The meaning of the term Accessibility
Accessibility means : that everyone has the right to access something regardless of their conditions.
If we want to talk about accessibility we can not overlook the web accessibility.
Millions of people use the web everyday. In work , at home and on the road.
So it is important that the Web be accessible to everyone , to understand , navigate and interact with your website.
In this article we will not learn any thing new about HTML itself but we will talk about How HTML can help in accessibility , in other words How can write an accessible HTML code.
HTML and Accessibility
As we know and learn about HTML , it’s recommended to write semantic HTML.
You might wonder why this is so important to write semantic HTML code instead of regular elements like div tag ?
In the example above the button tag is more suitable than the div tag not only because the button tag by default have some styles ( however you can override them and make your own style ) , also you can style the div tag to make it look like the button style.
but the idea is the button tag is more descriptive and semantic HTML element and this is not only important for SEO (Search Engine Optimization) but also gives context to screen readers, which read the contents of a web page out loud.
A button is also accessible for people relying on keyboard-only navigation.
It can be clickable with both mouse and keys, and it can be tabbed between (using the tab key on the keyboard).
Button is more suitable in this case because :
— Buttons have more suitable styling by default.
— A screen reader identifies it as a button.
One of the best accessibility aids a screen reader user can have is a good content structure with headings, paragraphs, lists, etc.
How screen reader deals with page structure ?
— The screen reader reads each header out as you progress through the content, notifying you what is a heading, what is a paragraph, etc.
— It stops after each element, letting you go at whatever pace is comfortable for you.
— You can jump to next/previous heading in many screen reader.
— Search engines use the headings to index the structure and content of your web pages.
— Users skim your pages by its headings. It is important to use headings to show the document structure and the relationships between different sections.
— <h1> headings should be used for main headings, followed by <h2> headings, then the less important <h3>, and so on.
Language also can affect the web accessibility.
you should try to avoid using language and characters that don’t get read out clearly by the screen reader for example:

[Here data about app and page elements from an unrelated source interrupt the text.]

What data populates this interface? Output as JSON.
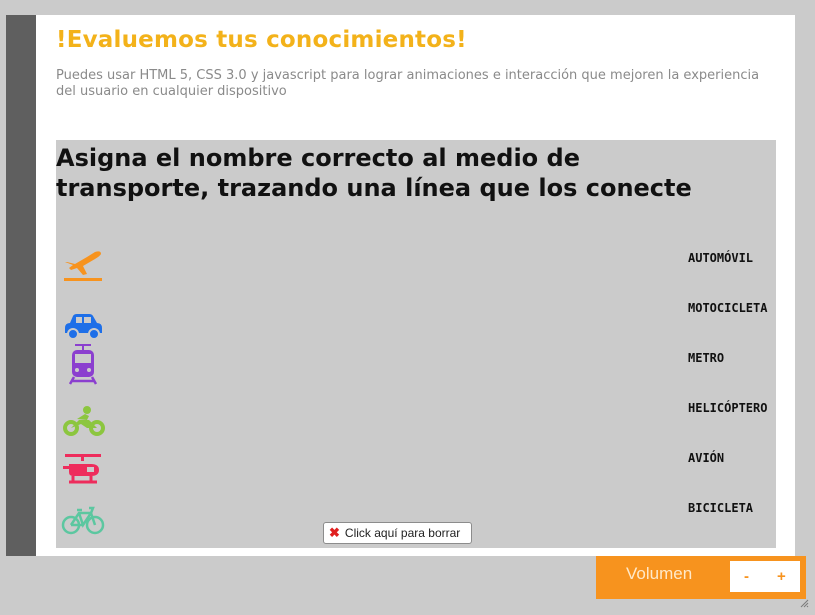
{
  "header": {
    "title": "!Evaluemos tus conocimientos!",
    "subtitle": "Puedes usar HTML 5, CSS 3.0 y javascript para lograr animaciones e interacción que mejoren la experiencia del usuario en cualquier dispositivo"
  },
  "activity": {
    "question": "Asigna el nombre correcto al medio de transporte, trazando una línea que los conecte",
    "icons": [
      {
        "icon": "airplane-icon",
        "color": "#f7931e"
      },
      {
        "icon": "car-icon",
        "color": "#1e6fe8"
      },
      {
        "icon": "tram-icon",
        "color": "#8b3fcf"
      },
      {
        "icon": "motorcycle-icon",
        "color": "#8cc63f"
      },
      {
        "icon": "helicopter-icon",
        "color": "#ee2c5c"
      },
      {
        "icon": "bicycle-icon",
        "color": "#5cc7a0"
      }
    ],
    "names": [
      "AUTOMÓVIL",
      "MOTOCICLETA",
      "METRO",
      "HELICÓPTERO",
      "AVIÓN",
      "BICICLETA"
    ],
    "clear_button": "Click aquí para borrar"
  },
  "volume": {
    "label": "Volumen",
    "minus": "-",
    "plus": "+"
  },
  "colors": {
    "title": "#f3b21a",
    "accent": "#f7931e",
    "panel": "#cbcbcb",
    "sidebar": "#5f5f5f"
  }
}
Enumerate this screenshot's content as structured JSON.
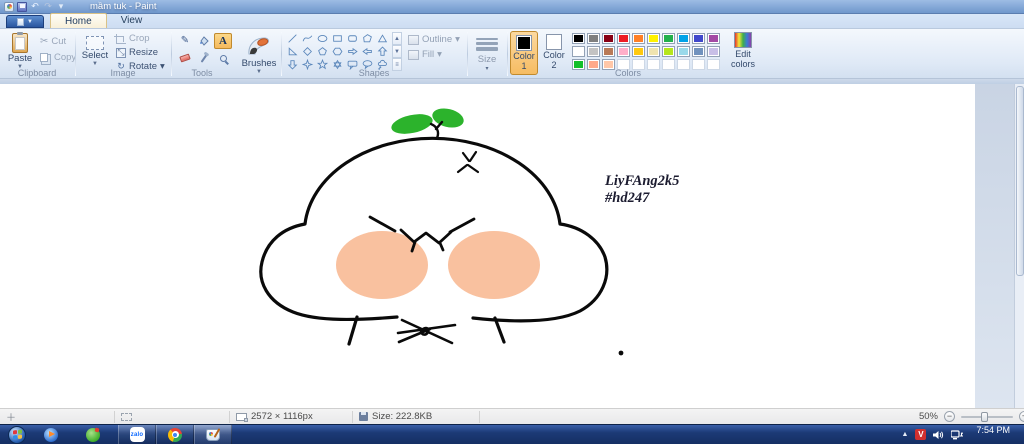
{
  "window": {
    "title": "mầm tuk - Paint"
  },
  "tabs": {
    "home": "Home",
    "view": "View"
  },
  "ribbon": {
    "clipboard": {
      "label": "Clipboard",
      "paste": "Paste",
      "cut": "Cut",
      "copy": "Copy"
    },
    "image": {
      "label": "Image",
      "select": "Select",
      "crop": "Crop",
      "resize": "Resize",
      "rotate": "Rotate"
    },
    "tools": {
      "label": "Tools",
      "brushes": "Brushes"
    },
    "shapes": {
      "label": "Shapes",
      "outline": "Outline",
      "fill": "Fill",
      "items": [
        "line",
        "curve",
        "oval",
        "rectangle",
        "rounded-rectangle",
        "polygon",
        "triangle",
        "right-triangle",
        "diamond",
        "pentagon",
        "hexagon",
        "right-arrow",
        "left-arrow",
        "up-arrow",
        "down-arrow",
        "four-point-star",
        "five-point-star",
        "six-point-star",
        "rounded-callout",
        "oval-callout",
        "cloud-callout"
      ]
    },
    "size": {
      "label": "Size"
    },
    "colors": {
      "label": "Colors",
      "color1_label": "Color 1",
      "color2_label": "Color 2",
      "edit_label": "Edit colors",
      "color1_value": "#000000",
      "color2_value": "#ffffff",
      "palette_row1": [
        "#000000",
        "#7f7f7f",
        "#880015",
        "#ed1c24",
        "#ff7f27",
        "#fff200",
        "#22b14c",
        "#00a2e8",
        "#3f48cc",
        "#a349a4"
      ],
      "palette_row2": [
        "#ffffff",
        "#c3c3c3",
        "#b97a57",
        "#ffaec9",
        "#ffc90e",
        "#efe4b0",
        "#b5e61d",
        "#99d9ea",
        "#7092be",
        "#c8bfe7"
      ],
      "palette_row3": [
        "#12bf2a",
        "#ffa98a",
        "#ffc7a8",
        "",
        "",
        "",
        "",
        "",
        "",
        ""
      ]
    }
  },
  "canvas": {
    "signature_line1": "LiyFAng2k5",
    "signature_line2": "#hd247",
    "sprout_color": "#2cb32c",
    "cheek_color": "#f9c19f",
    "outline_color": "#0a0a0a"
  },
  "statusbar": {
    "dimensions": "2572 × 1116px",
    "file_size": "Size: 222.8KB",
    "zoom_level": "50%"
  },
  "taskbar": {
    "zalo_label": "zalo",
    "clock": "7:54 PM"
  }
}
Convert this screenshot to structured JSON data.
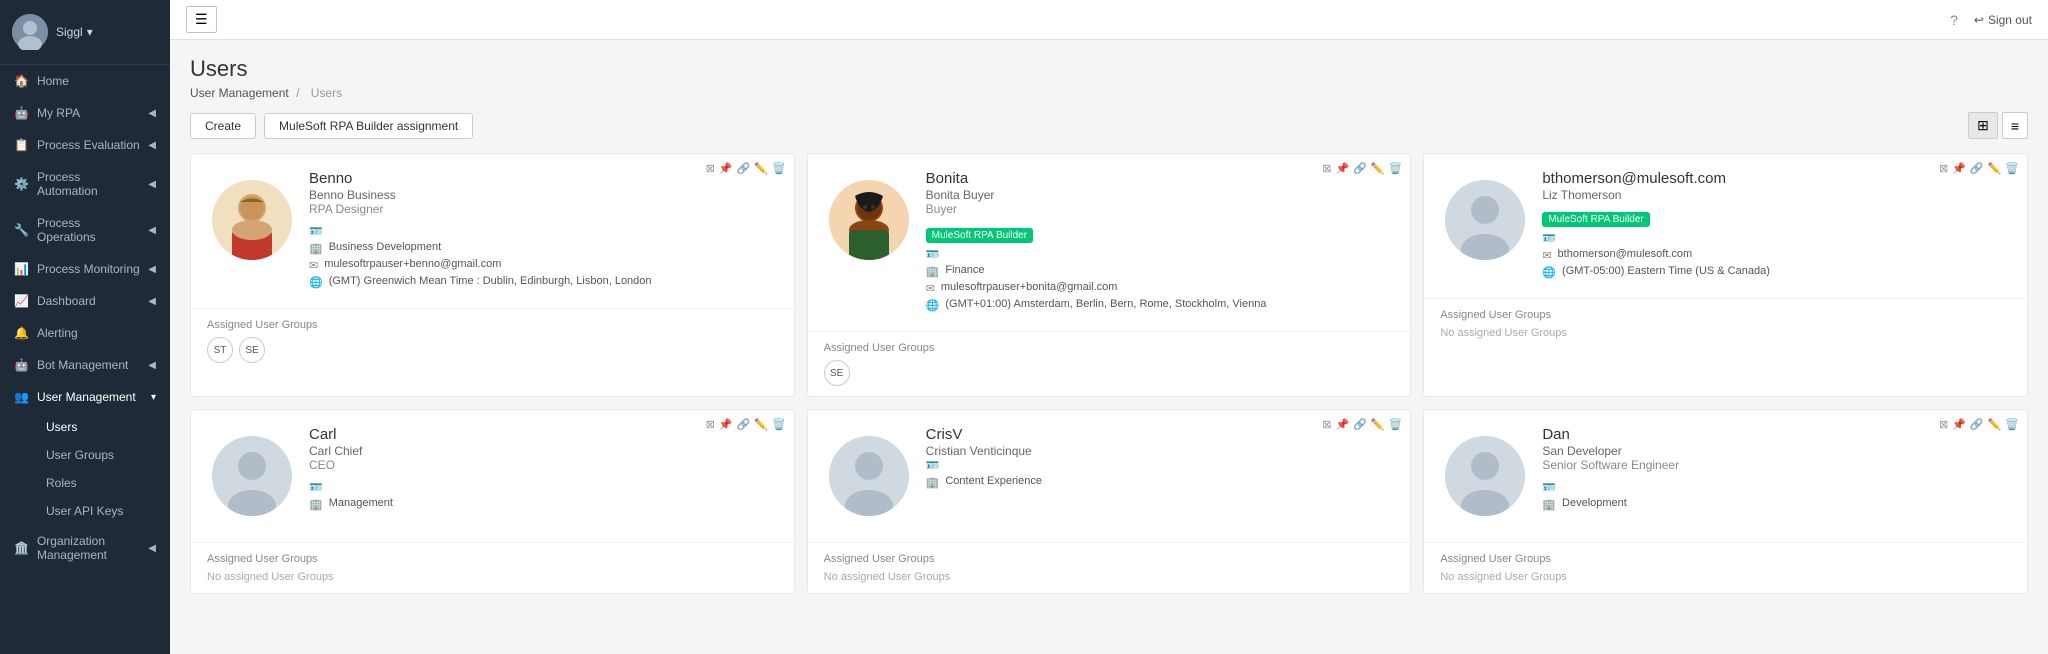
{
  "sidebar": {
    "user": "Siggl",
    "items": [
      {
        "id": "home",
        "label": "Home",
        "icon": "🏠",
        "hasChevron": false
      },
      {
        "id": "my-rpa",
        "label": "My RPA",
        "icon": "🤖",
        "hasChevron": true
      },
      {
        "id": "process-evaluation",
        "label": "Process Evaluation",
        "icon": "📋",
        "hasChevron": true
      },
      {
        "id": "process-automation",
        "label": "Process Automation",
        "icon": "⚙️",
        "hasChevron": true
      },
      {
        "id": "process-operations",
        "label": "Process Operations",
        "icon": "🔧",
        "hasChevron": true
      },
      {
        "id": "process-monitoring",
        "label": "Process Monitoring",
        "icon": "📊",
        "hasChevron": true
      },
      {
        "id": "dashboard",
        "label": "Dashboard",
        "icon": "📈",
        "hasChevron": true
      },
      {
        "id": "alerting",
        "label": "Alerting",
        "icon": "🔔",
        "hasChevron": false
      },
      {
        "id": "bot-management",
        "label": "Bot Management",
        "icon": "🤖",
        "hasChevron": true
      },
      {
        "id": "user-management",
        "label": "User Management",
        "icon": "👥",
        "hasChevron": true,
        "active": true
      }
    ],
    "subItems": [
      {
        "id": "users",
        "label": "Users",
        "active": true
      },
      {
        "id": "user-groups",
        "label": "User Groups"
      },
      {
        "id": "roles",
        "label": "Roles"
      },
      {
        "id": "user-api-keys",
        "label": "User API Keys"
      }
    ],
    "orgItem": {
      "id": "org-management",
      "label": "Organization Management",
      "icon": "🏛️",
      "hasChevron": true
    }
  },
  "topbar": {
    "menu_icon": "☰",
    "help_icon": "?",
    "signout_label": "Sign out"
  },
  "page": {
    "title": "Users",
    "breadcrumb_parent": "User Management",
    "breadcrumb_current": "Users"
  },
  "actions": {
    "create_label": "Create",
    "assignment_label": "MuleSoft RPA Builder assignment"
  },
  "users": [
    {
      "id": "benno",
      "name": "Benno",
      "org": "Benno Business",
      "role": "RPA Designer",
      "department": "Business Development",
      "email": "mulesoftrpauser+benno@gmail.com",
      "timezone": "(GMT) Greenwich Mean Time : Dublin, Edinburgh, Lisbon, London",
      "has_badge": false,
      "avatar_type": "benno",
      "groups": [
        "ST",
        "SE"
      ]
    },
    {
      "id": "bonita",
      "name": "Bonita",
      "org": "Bonita Buyer",
      "role": "Buyer",
      "department": "Finance",
      "email": "mulesoftrpauser+bonita@gmail.com",
      "timezone": "(GMT+01:00) Amsterdam, Berlin, Bern, Rome, Stockholm, Vienna",
      "has_badge": true,
      "badge_text": "MuleSoft RPA Builder",
      "avatar_type": "bonita",
      "groups": [
        "SE"
      ]
    },
    {
      "id": "bthomerson",
      "name": "bthomerson@mulesoft.com",
      "org": "Liz Thomerson",
      "role": "",
      "department": "",
      "email": "bthomerson@mulesoft.com",
      "timezone": "(GMT-05:00) Eastern Time (US & Canada)",
      "has_badge": true,
      "badge_text": "MuleSoft RPA Builder",
      "avatar_type": "generic",
      "groups": []
    },
    {
      "id": "carl",
      "name": "Carl",
      "org": "Carl Chief",
      "role": "CEO",
      "department": "Management",
      "email": "",
      "timezone": "",
      "has_badge": false,
      "avatar_type": "generic",
      "groups": []
    },
    {
      "id": "crisv",
      "name": "CrisV",
      "org": "Cristian Venticinque",
      "role": "",
      "department": "Content Experience",
      "email": "",
      "timezone": "",
      "has_badge": false,
      "avatar_type": "generic",
      "groups": []
    },
    {
      "id": "dan",
      "name": "Dan",
      "org": "San Developer",
      "role": "Senior Software Engineer",
      "department": "Development",
      "email": "",
      "timezone": "",
      "has_badge": false,
      "avatar_type": "generic",
      "groups": []
    }
  ],
  "icons": {
    "filter": "⊞",
    "pin": "📌",
    "link": "🔗",
    "edit": "✏️",
    "delete": "🗑️",
    "grid_view": "⊞",
    "list_view": "☰"
  }
}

— Don’t use dashes if you can avoid it. Instead of writing 5–7, write 5 to 7.
— Expand abbreviations — instead of writing Jan, write January.
— Keep sentences as short as possible.
— Avoid complex words
The alt attribute provides an alternate text for an image, if the user for some reason cannot view it (because of slow connection, an error in the src attribute, or if the user uses a screen reader).
How can a screen reader deals with the img tag ?
In the first example if you put the img without alt attribute the screen reader will read the src url ex: dinasour.png (which is bad experiences ).
In the second example the screen reader will read the full alt attribute ( witch is more descriptive and accessible ).
What if our image is not related to the site content and only for decoration or related to the design ?
Should you put alt attribute ?
In this case you can put empty alt attribute or better than that try to use the CSS with all your decorative images (put it as background image if that possible ).
If you have the same alt content more than one time you can use this way to define reusable alternative text .
Just add aria-labelledby attribute and give it the value of the p tag id so you can use this paragraph as an alternative text more than one time.
Try to be descriptive and explain to screen reader what information will get by clicking on that link .
For example :
HTML can affect the web accessibility not only the SEO
This is some tips to make your HTML code more accessible :
— Write semantic HTML as much as you can.
— Make your code structure readable for both humans and screen readers.
— Make Your language clear and easy.
— Define alternative text for your site images.
— Make your links descriptive.